Nobody takes out a mortgage expecting to fall into arrears one day, or to have their home repossessed. But life has a nasty habit of getting in the way of the best laid plans and last year 36,000 homes were taken into possession by mortgage lenders.
What's even more surprising is the fact that this is the lowest number of repossessions in four years, according to the Council of Mortgage Lenders (CML). Indeed the figures, released yesterday, were widely seen as encouraging!
The number of people who fell behind on their homeloan also dropped in 2011 compared to 2010, but there were still a massive 159,400 mortgage accounts in arrears. That represents a lot of worried families up and down the country.
Although things got a little better for mortgage holders last year, the future doesn't look too rosy.

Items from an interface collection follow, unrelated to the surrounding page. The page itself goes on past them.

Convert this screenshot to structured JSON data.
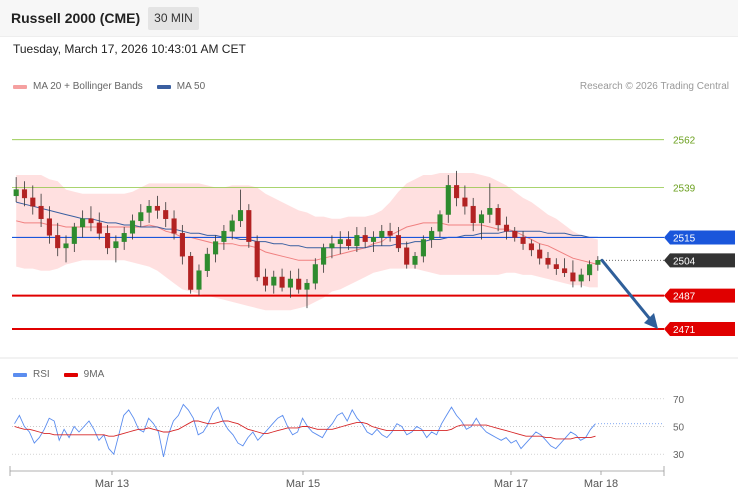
{
  "header": {
    "title": "Russell 2000 (CME)",
    "interval": "30 MIN",
    "timestamp": "Tuesday, March 17, 2026 10:43:01 AM CET"
  },
  "legend": {
    "ma20": "MA 20 + Bollinger Bands",
    "ma50": "MA 50",
    "copyright": "Research © 2026 Trading Central",
    "rsi": "RSI",
    "rsi_ma": "9MA"
  },
  "colors": {
    "candle_up": "#2e8b2e",
    "candle_down": "#b22222",
    "bollinger_fill": "#ffd6d6",
    "ma20": "#f08080",
    "ma50": "#3a5fa0",
    "pivot_blue": "#1a56db",
    "support_red": "#e00000",
    "resistance_green": "#8dc63f",
    "arrow": "#2f5f9a",
    "rsi_line": "#5b8def",
    "rsi_ma_line": "#d62728"
  },
  "chart_data": {
    "type": "candlestick",
    "y_range": [
      2458,
      2583
    ],
    "levels": [
      {
        "label": "2562",
        "value": 2562,
        "kind": "resistance"
      },
      {
        "label": "2539",
        "value": 2539,
        "kind": "resistance"
      },
      {
        "label": "2515",
        "value": 2515,
        "kind": "pivot"
      },
      {
        "label": "2504",
        "value": 2504,
        "kind": "last"
      },
      {
        "label": "2487",
        "value": 2487,
        "kind": "support"
      },
      {
        "label": "2471",
        "value": 2471,
        "kind": "support"
      }
    ],
    "x_ticks": [
      "Mar 13",
      "Mar 15",
      "Mar 17",
      "Mar 18"
    ],
    "forecast_arrow": {
      "from": 2504,
      "to": 2471
    },
    "ohlc": [
      [
        2535,
        2544,
        2532,
        2538
      ],
      [
        2538,
        2542,
        2530,
        2534
      ],
      [
        2534,
        2540,
        2526,
        2530
      ],
      [
        2530,
        2536,
        2520,
        2524
      ],
      [
        2524,
        2530,
        2512,
        2516
      ],
      [
        2516,
        2522,
        2506,
        2510
      ],
      [
        2510,
        2516,
        2503,
        2512
      ],
      [
        2512,
        2522,
        2508,
        2520
      ],
      [
        2520,
        2528,
        2515,
        2524
      ],
      [
        2524,
        2530,
        2518,
        2522
      ],
      [
        2522,
        2527,
        2514,
        2517
      ],
      [
        2517,
        2521,
        2507,
        2510
      ],
      [
        2510,
        2516,
        2503,
        2513
      ],
      [
        2513,
        2520,
        2509,
        2517
      ],
      [
        2517,
        2526,
        2514,
        2523
      ],
      [
        2523,
        2531,
        2520,
        2527
      ],
      [
        2527,
        2533,
        2522,
        2530
      ],
      [
        2530,
        2535,
        2524,
        2528
      ],
      [
        2528,
        2532,
        2520,
        2524
      ],
      [
        2524,
        2528,
        2514,
        2517
      ],
      [
        2517,
        2521,
        2502,
        2506
      ],
      [
        2506,
        2508,
        2488,
        2490
      ],
      [
        2490,
        2502,
        2487,
        2499
      ],
      [
        2499,
        2510,
        2496,
        2507
      ],
      [
        2507,
        2516,
        2503,
        2513
      ],
      [
        2513,
        2521,
        2509,
        2518
      ],
      [
        2518,
        2526,
        2514,
        2523
      ],
      [
        2523,
        2538,
        2520,
        2528
      ],
      [
        2528,
        2531,
        2510,
        2513
      ],
      [
        2513,
        2516,
        2494,
        2496
      ],
      [
        2496,
        2500,
        2489,
        2492
      ],
      [
        2492,
        2499,
        2488,
        2496
      ],
      [
        2496,
        2500,
        2489,
        2491
      ],
      [
        2491,
        2499,
        2486,
        2495
      ],
      [
        2495,
        2500,
        2488,
        2490
      ],
      [
        2490,
        2495,
        2481,
        2493
      ],
      [
        2493,
        2505,
        2490,
        2502
      ],
      [
        2502,
        2512,
        2498,
        2510
      ],
      [
        2510,
        2516,
        2505,
        2512
      ],
      [
        2512,
        2518,
        2507,
        2514
      ],
      [
        2514,
        2518,
        2509,
        2511
      ],
      [
        2511,
        2520,
        2508,
        2516
      ],
      [
        2516,
        2520,
        2510,
        2513
      ],
      [
        2513,
        2518,
        2508,
        2515
      ],
      [
        2515,
        2521,
        2511,
        2518
      ],
      [
        2518,
        2522,
        2513,
        2516
      ],
      [
        2516,
        2520,
        2508,
        2510
      ],
      [
        2510,
        2513,
        2500,
        2502
      ],
      [
        2502,
        2508,
        2500,
        2506
      ],
      [
        2506,
        2516,
        2503,
        2514
      ],
      [
        2514,
        2520,
        2510,
        2518
      ],
      [
        2518,
        2528,
        2515,
        2526
      ],
      [
        2526,
        2545,
        2522,
        2540
      ],
      [
        2540,
        2547,
        2530,
        2534
      ],
      [
        2534,
        2540,
        2526,
        2530
      ],
      [
        2530,
        2534,
        2518,
        2522
      ],
      [
        2522,
        2528,
        2514,
        2526
      ],
      [
        2526,
        2541,
        2522,
        2529
      ],
      [
        2529,
        2531,
        2518,
        2521
      ],
      [
        2521,
        2525,
        2514,
        2518
      ],
      [
        2518,
        2520,
        2513,
        2515
      ],
      [
        2515,
        2518,
        2509,
        2512
      ],
      [
        2512,
        2514,
        2506,
        2509
      ],
      [
        2509,
        2512,
        2502,
        2505
      ],
      [
        2505,
        2508,
        2500,
        2502
      ],
      [
        2502,
        2505,
        2497,
        2500
      ],
      [
        2500,
        2505,
        2496,
        2498
      ],
      [
        2498,
        2504,
        2491,
        2494
      ],
      [
        2494,
        2500,
        2491,
        2497
      ],
      [
        2497,
        2504,
        2494,
        2502
      ],
      [
        2502,
        2506,
        2499,
        2504
      ]
    ],
    "bollinger_upper": [
      2545,
      2545,
      2545,
      2545,
      2543,
      2542,
      2538,
      2537,
      2536,
      2536,
      2536,
      2536,
      2536,
      2536,
      2537,
      2539,
      2541,
      2541,
      2541,
      2541,
      2541,
      2541,
      2541,
      2540,
      2539,
      2539,
      2540,
      2540,
      2540,
      2539,
      2536,
      2534,
      2532,
      2530,
      2528,
      2527,
      2525,
      2525,
      2524,
      2524,
      2525,
      2525,
      2525,
      2526,
      2528,
      2532,
      2537,
      2541,
      2543,
      2545,
      2545,
      2546,
      2546,
      2546,
      2546,
      2546,
      2545,
      2544,
      2542,
      2540,
      2537,
      2534,
      2532,
      2529,
      2526,
      2524,
      2521,
      2518,
      2516,
      2515,
      2514
    ],
    "bollinger_lower": [
      2501,
      2500,
      2500,
      2499,
      2499,
      2500,
      2502,
      2503,
      2504,
      2504,
      2504,
      2504,
      2504,
      2504,
      2503,
      2502,
      2501,
      2499,
      2496,
      2493,
      2490,
      2489,
      2488,
      2487,
      2486,
      2485,
      2484,
      2483,
      2482,
      2481,
      2480,
      2480,
      2480,
      2480,
      2481,
      2482,
      2484,
      2486,
      2489,
      2490,
      2492,
      2494,
      2496,
      2498,
      2499,
      2500,
      2500,
      2500,
      2500,
      2499,
      2498,
      2497,
      2497,
      2497,
      2497,
      2497,
      2497,
      2497,
      2497,
      2498,
      2498,
      2497,
      2497,
      2496,
      2495,
      2494,
      2493,
      2492,
      2492,
      2491,
      2491
    ],
    "ma20": [
      2523,
      2522,
      2522,
      2522,
      2521,
      2521,
      2520,
      2520,
      2520,
      2520,
      2520,
      2520,
      2520,
      2520,
      2520,
      2520,
      2521,
      2520,
      2518,
      2517,
      2515,
      2515,
      2514,
      2513,
      2512,
      2512,
      2512,
      2511,
      2511,
      2510,
      2508,
      2507,
      2506,
      2505,
      2504,
      2504,
      2504,
      2505,
      2506,
      2507,
      2508,
      2509,
      2510,
      2512,
      2513,
      2516,
      2518,
      2520,
      2521,
      2522,
      2522,
      2522,
      2521,
      2521,
      2521,
      2521,
      2521,
      2520,
      2519,
      2519,
      2518,
      2516,
      2514,
      2512,
      2511,
      2509,
      2507,
      2505,
      2504,
      2503,
      2502
    ],
    "ma50": [
      2532,
      2531,
      2530,
      2529,
      2528,
      2527,
      2526,
      2525,
      2524,
      2524,
      2523,
      2522,
      2522,
      2521,
      2521,
      2520,
      2520,
      2520,
      2519,
      2519,
      2518,
      2517,
      2517,
      2516,
      2516,
      2515,
      2515,
      2514,
      2514,
      2513,
      2513,
      2512,
      2512,
      2511,
      2511,
      2510,
      2510,
      2510,
      2510,
      2510,
      2510,
      2510,
      2510,
      2511,
      2511,
      2511,
      2512,
      2512,
      2513,
      2513,
      2514,
      2514,
      2515,
      2515,
      2516,
      2516,
      2517,
      2517,
      2517,
      2518,
      2518,
      2518,
      2518,
      2518,
      2517,
      2517,
      2517,
      2516,
      2516,
      2515,
      2515
    ],
    "rsi": {
      "ticks": [
        70,
        50,
        30
      ],
      "range": [
        20,
        80
      ],
      "rsi_values": [
        52,
        58,
        50,
        46,
        38,
        42,
        48,
        56,
        54,
        40,
        48,
        42,
        50,
        46,
        50,
        54,
        48,
        40,
        44,
        34,
        30,
        44,
        58,
        62,
        56,
        48,
        46,
        56,
        52,
        46,
        28,
        44,
        54,
        58,
        66,
        62,
        56,
        44,
        46,
        52,
        60,
        64,
        54,
        48,
        44,
        38,
        36,
        42,
        46,
        40,
        44,
        48,
        52,
        56,
        58,
        50,
        44,
        46,
        56,
        50,
        46,
        44,
        42,
        48,
        52,
        58,
        60,
        54,
        62,
        56,
        52,
        46,
        44,
        48,
        44,
        42,
        46,
        52,
        50,
        44,
        46,
        50,
        48,
        42,
        46,
        44,
        52,
        58,
        64,
        58,
        54,
        48,
        50,
        56,
        50,
        46,
        44,
        42,
        40,
        42,
        38,
        40,
        34,
        38,
        42,
        46,
        44,
        40,
        36,
        34,
        38,
        42,
        46,
        44,
        40,
        42,
        48,
        52
      ],
      "ma_values": [
        50,
        49,
        48,
        48,
        47,
        46,
        45,
        45,
        44,
        44,
        44,
        44,
        44,
        44,
        44,
        44,
        44,
        44,
        44,
        43,
        43,
        44,
        45,
        46,
        47,
        48,
        48,
        49,
        48,
        47,
        46,
        46,
        47,
        48,
        50,
        52,
        54,
        54,
        53,
        52,
        52,
        53,
        54,
        54,
        53,
        52,
        50,
        48,
        47,
        46,
        45,
        45,
        46,
        47,
        48,
        49,
        49,
        49,
        50,
        50,
        49,
        48,
        48,
        48,
        48,
        49,
        50,
        51,
        52,
        53,
        53,
        52,
        50,
        49,
        48,
        47,
        47,
        47,
        47,
        47,
        47,
        47,
        47,
        47,
        47,
        47,
        47,
        47,
        48,
        50,
        51,
        51,
        51,
        51,
        51,
        51,
        50,
        49,
        48,
        47,
        46,
        45,
        44,
        43,
        43,
        43,
        43,
        42,
        42,
        41,
        41,
        41,
        41,
        42,
        42,
        42,
        42,
        43
      ]
    }
  }
}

In fact the CML has predicted that arrears and repossessions will rocket in 2012 as a result of rising unemployment and increases in the cost of living. It reckons that a massive 45,000 homes will be repossessed this year and 180,000 mortgages will be in significant arrears.
So what actions can you take to avoid falling into arrears or, if that's not possible, get out of them quickly?
Prevention not cure
1 Overpay now
This may not sound like a great option if you have money worries, but if you are concerned about your future ability to repay your mortgage, it is well worth putting any spare cash you currently have into reducing your debt. Lenders look very kindly on borrowers who have overpaid their mortgage in the good times because it effectively puts you ahead of schedule on repaying your homeloan and this gives you more leeway if times get tough.
2. Borrow cautiously
When you take out a mortgage in the first place borrow well within your means, thinking carefully about how you would cope if you lost your job or had a change in circumstances that affected your finances (such as a new child). If you borrow modestly you are more likely to be able to cope with changes in your income than if you have overstretched to get on the property ladder.
3. Fix your rate
A long-term fixed rate mortgage will protect you from interest rate increases over the agreed fixed period, meaning you know exactly what you will pay each and every month. At the moment long-term fixes are extremely competitive, but with the Bank of England Base Rate at its historic low of 0.5% there are cheaper variable rates available. Some borrowers may prefer to bag a lower rate and overpay any surplus money each month. There is no right answer, but remember that a fix is the only way to guarantee your payments will not change for a set period.
4. Take cover
You could consider Mortgage Payment Protection Insurance. It is pretty cheap (from around £4 per £100 covered) and will pay your mortgage for 12 or 24 months if you are unable to work because of accident, sickness or unemployment. This could prove invaluable, tiding you over until you are able to work again.
Already got a problem?
1. Talk to your lender
If you are genuinely concerned that you won't meet your future mortgage payments, talk to your lender now. Always pay whatever you can afford even if it isn't the full amount owing, and get in touch before the payment is due to discuss your problem. Lenders want borrowers to do this because it allows them to work with you to come up with a possible repayment plan that suits both of you. And they are far more likely to offer you a workable solution if you get in touch with them early.
2. Stick to your new plan
If your lender agrees a temporary repayment plan, stick to it. For example they may reduce your payments until you get back on track, or even give you a short payment holiday. Alternatively they may switch your mortgage to an interest-only deal for a short time, which will mean cheaper monthly repayments, but could extend your mortgage term. Either way, only agree to a plan that you will be able to afford and then make sure you commit to it.
3. Look at your other commitments
If you have other expensive financial commitments, like loan or credit card repayments, you need to assess your whole financial situation. This means looking carefully at your income and outgoings and cutting back where you can. If there still isn't enough money you may need to prioritise your debts and it could be worth seeking independent advice.
4. Get free advice
Debt advice is extremely important as the experts can help you to negotiate with your creditors to reduce your payments or even consolidate your debts into one affordable loan. They can also help you to access State support. It is very important to be aware that you do not need to pay a private company for debt advice, although many advertise their services. Free independent debt advice is available from various sources including Citizens Advice, The Consumer Credit Counselling Service, Shelter, Payplan, and The Financial Services Authority. Finally the Government's own website has some really useful information on what to do if you can't pay your mortgage, under Mortgages and repossessions.